Facing Race 2014 kicks off at 10 a.m. EST on Friday morning with “This is…
One of Peterson’s first acts as president was to institute a “diversity representative” on the…
Michael Dunn got away with murder.Oh, he’ll likely spend the rest of his life in prison on the three counts of attempted second-degree murder. Those are the charges of which a Jacksonville, Fla., jury took four days to find him guilty, for the 10 bullets he fired at 17-year-old Jordan Davis and his three friends that fateful November more than a year ago because they wouldn’t turn down the “thug music” that he despised.
Dunn’s conviction has given Jordan’s parents, Lucia McBath and Ron Davis, a bit of closure to know that their son’s killer won’t walk away free, that while he robbed Jordan of the chance to reach middle age, he also robbed himself of the chance to reach old age in a retirement village instead of a cell block.
But the jury couldn’t decide whether Dunn, 47, was justified in killing Jordan, who argued with him and cursed him when he asked them to turn down the music. Not only could they not decide whether Dunn’s slaying of the unarmed teenager amounted to first-degree murder, but they also couldn’t decide whether it amounted to second-degree murder or manslaughter.
Which leads me to ask: What if Jordan had been the only one in that Dodge Durango?
— Tonyaa Weathersbee, The Root
I walk around in this young Black male body and I understand that it causes fear. It causes a reaction. It causes police to look at me more carefully. It could kill me. This is the burden that I bear just by being born Black and living in America is the fact that I have been born into a racist system, a racist society that has placed on my Black male body a set of ideas that invoke fear in people. That’s what Jordan Davis was dealing with. That’s what Trayvon Martin was dealing with, and it killed them.
— Mychal Denzel Smith, as said on MSNBC, Feb. 16.
Rachel Jeantel is a teenager, a 19-year-old girl who told the world what she heard…
By Andrea Plaid
In the midst the Paula Deen- and Miley Cyrus-leveled foolishness this week stood Unlocking The Truth, a trio of young Black guys who’ve been unleashing slaying metal chords in New York City for a minute. Though they didn’t wipe racism’s grime from the nation’s consciousness, they’re a definite salute to what Black folks have long brought to US music–which is fitting for this month, African American Music Appreciation Month (a.k.a. Black Music Month).
By Arturo R. García

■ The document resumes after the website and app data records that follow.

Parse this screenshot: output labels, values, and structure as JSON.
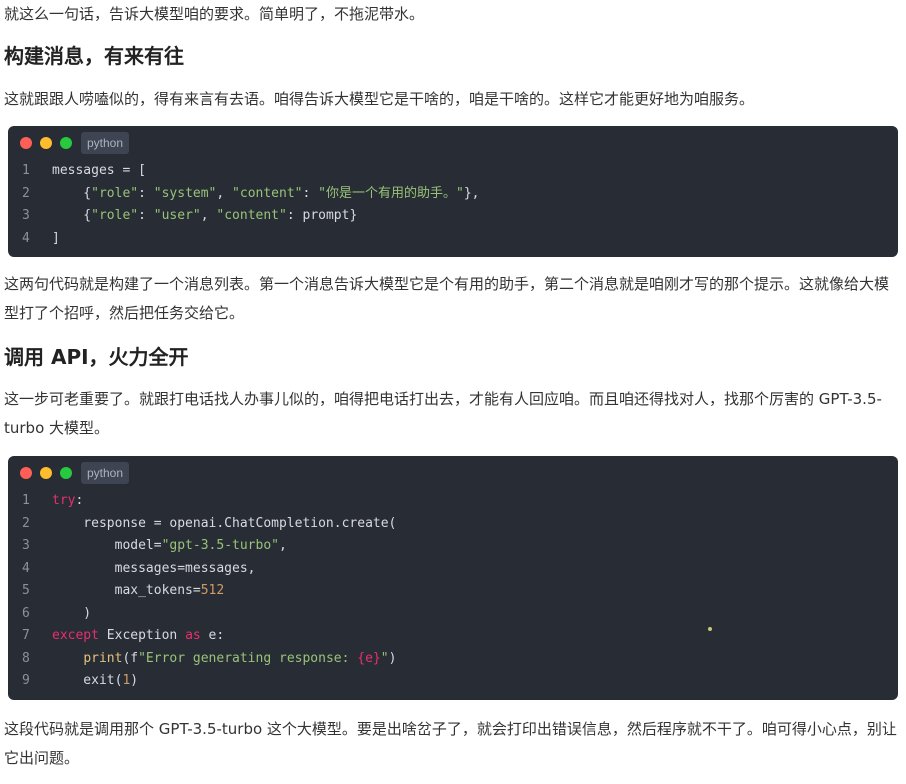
{
  "paragraphs": {
    "p0": "就这么一句话，告诉大模型咱的要求。简单明了，不拖泥带水。",
    "p1": "这就跟跟人唠嗑似的，得有来言有去语。咱得告诉大模型它是干啥的，咱是干啥的。这样它才能更好地为咱服务。",
    "p2": "这两句代码就是构建了一个消息列表。第一个消息告诉大模型它是个有用的助手，第二个消息就是咱刚才写的那个提示。这就像给大模型打了个招呼，然后把任务交给它。",
    "p3": "这一步可老重要了。就跟打电话找人办事儿似的，咱得把电话打出去，才能有人回应咱。而且咱还得找对人，找那个厉害的 GPT-3.5-turbo 大模型。",
    "p4": "这段代码就是调用那个 GPT-3.5-turbo 这个大模型。要是出啥岔子了，就会打印出错误信息，然后程序就不干了。咱可得小心点，别让它出问题。"
  },
  "headings": {
    "h1": "构建消息，有来有往",
    "h2": "调用 API，火力全开"
  },
  "code1": {
    "lang": "python",
    "lines": [
      {
        "n": "1",
        "tokens": [
          {
            "t": "messages = [",
            "c": "plain"
          }
        ]
      },
      {
        "n": "2",
        "tokens": [
          {
            "t": "    {",
            "c": "plain"
          },
          {
            "t": "\"role\"",
            "c": "str"
          },
          {
            "t": ": ",
            "c": "plain"
          },
          {
            "t": "\"system\"",
            "c": "str"
          },
          {
            "t": ", ",
            "c": "plain"
          },
          {
            "t": "\"content\"",
            "c": "str"
          },
          {
            "t": ": ",
            "c": "plain"
          },
          {
            "t": "\"你是一个有用的助手。\"",
            "c": "str"
          },
          {
            "t": "},",
            "c": "plain"
          }
        ]
      },
      {
        "n": "3",
        "tokens": [
          {
            "t": "    {",
            "c": "plain"
          },
          {
            "t": "\"role\"",
            "c": "str"
          },
          {
            "t": ": ",
            "c": "plain"
          },
          {
            "t": "\"user\"",
            "c": "str"
          },
          {
            "t": ", ",
            "c": "plain"
          },
          {
            "t": "\"content\"",
            "c": "str"
          },
          {
            "t": ": prompt}",
            "c": "plain"
          }
        ]
      },
      {
        "n": "4",
        "tokens": [
          {
            "t": "]",
            "c": "plain"
          }
        ]
      }
    ]
  },
  "code2": {
    "lang": "python",
    "lines": [
      {
        "n": "1",
        "tokens": [
          {
            "t": "try",
            "c": "kw"
          },
          {
            "t": ":",
            "c": "plain"
          }
        ]
      },
      {
        "n": "2",
        "tokens": [
          {
            "t": "    response = openai.ChatCompletion.create(",
            "c": "plain"
          }
        ]
      },
      {
        "n": "3",
        "tokens": [
          {
            "t": "        model=",
            "c": "plain"
          },
          {
            "t": "\"gpt-3.5-turbo\"",
            "c": "str"
          },
          {
            "t": ",",
            "c": "plain"
          }
        ]
      },
      {
        "n": "4",
        "tokens": [
          {
            "t": "        messages=messages,",
            "c": "plain"
          }
        ]
      },
      {
        "n": "5",
        "tokens": [
          {
            "t": "        max_tokens=",
            "c": "plain"
          },
          {
            "t": "512",
            "c": "num"
          }
        ]
      },
      {
        "n": "6",
        "tokens": [
          {
            "t": "    )",
            "c": "plain"
          }
        ]
      },
      {
        "n": "7",
        "tokens": [
          {
            "t": "except",
            "c": "kw"
          },
          {
            "t": " Exception ",
            "c": "plain"
          },
          {
            "t": "as",
            "c": "kw"
          },
          {
            "t": " e:",
            "c": "plain"
          }
        ]
      },
      {
        "n": "8",
        "tokens": [
          {
            "t": "    ",
            "c": "plain"
          },
          {
            "t": "print",
            "c": "fn"
          },
          {
            "t": "(f",
            "c": "plain"
          },
          {
            "t": "\"Error generating response: ",
            "c": "str"
          },
          {
            "t": "{e}",
            "c": "ph"
          },
          {
            "t": "\"",
            "c": "str"
          },
          {
            "t": ")",
            "c": "plain"
          }
        ]
      },
      {
        "n": "9",
        "tokens": [
          {
            "t": "    exit(",
            "c": "plain"
          },
          {
            "t": "1",
            "c": "num"
          },
          {
            "t": ")",
            "c": "plain"
          }
        ]
      }
    ]
  }
}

If you’ve got a little less than 10 minutes to spare, the short film The Language of Love is worth your time, as 17-year-old writer and performer Kim Ho navigates young Charlie’s coming to terms with his own sexuality when asked to write an essay describing his best friend.
“What the f-ck is happening to me?” he gasps after confessing to the viewer how he really feels. “Like, my heart beats faster when he’s around. And I can’t think of anybody else. I don’t need that. Especially not in a French exam. But, I can’t help it. I can’t control it.”

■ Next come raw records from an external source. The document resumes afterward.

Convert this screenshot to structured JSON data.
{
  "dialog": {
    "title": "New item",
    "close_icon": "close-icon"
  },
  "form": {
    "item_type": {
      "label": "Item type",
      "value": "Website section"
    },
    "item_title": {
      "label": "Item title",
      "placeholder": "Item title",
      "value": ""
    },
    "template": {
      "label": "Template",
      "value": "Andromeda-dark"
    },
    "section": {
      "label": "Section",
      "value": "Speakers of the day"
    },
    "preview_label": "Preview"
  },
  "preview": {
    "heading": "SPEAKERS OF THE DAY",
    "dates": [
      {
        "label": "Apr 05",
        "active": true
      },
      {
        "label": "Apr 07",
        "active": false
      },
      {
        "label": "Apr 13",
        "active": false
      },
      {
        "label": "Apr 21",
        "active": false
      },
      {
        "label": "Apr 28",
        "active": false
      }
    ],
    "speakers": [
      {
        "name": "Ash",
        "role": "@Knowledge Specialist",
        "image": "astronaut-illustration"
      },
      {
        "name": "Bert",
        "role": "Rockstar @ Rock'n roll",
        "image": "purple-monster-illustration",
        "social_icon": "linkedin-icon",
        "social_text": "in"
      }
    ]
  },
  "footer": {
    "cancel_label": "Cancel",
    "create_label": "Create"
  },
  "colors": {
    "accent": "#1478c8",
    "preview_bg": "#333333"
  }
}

The film was produced as part of The Voices Project, part of the Fresh Ink development initiative organized by Australian Theatre for Young People. Now in its’ third year, Voices began as a way with a stage show involving various monologues dealing with the subject of young love. Ho’s piece follows in that tradition; it began as a monologue and was adapted into film format after winning a competition.
The language in the film gets a little NSFW, but overall do give this a shot. The film, and a look at the making of it, are both under the cut.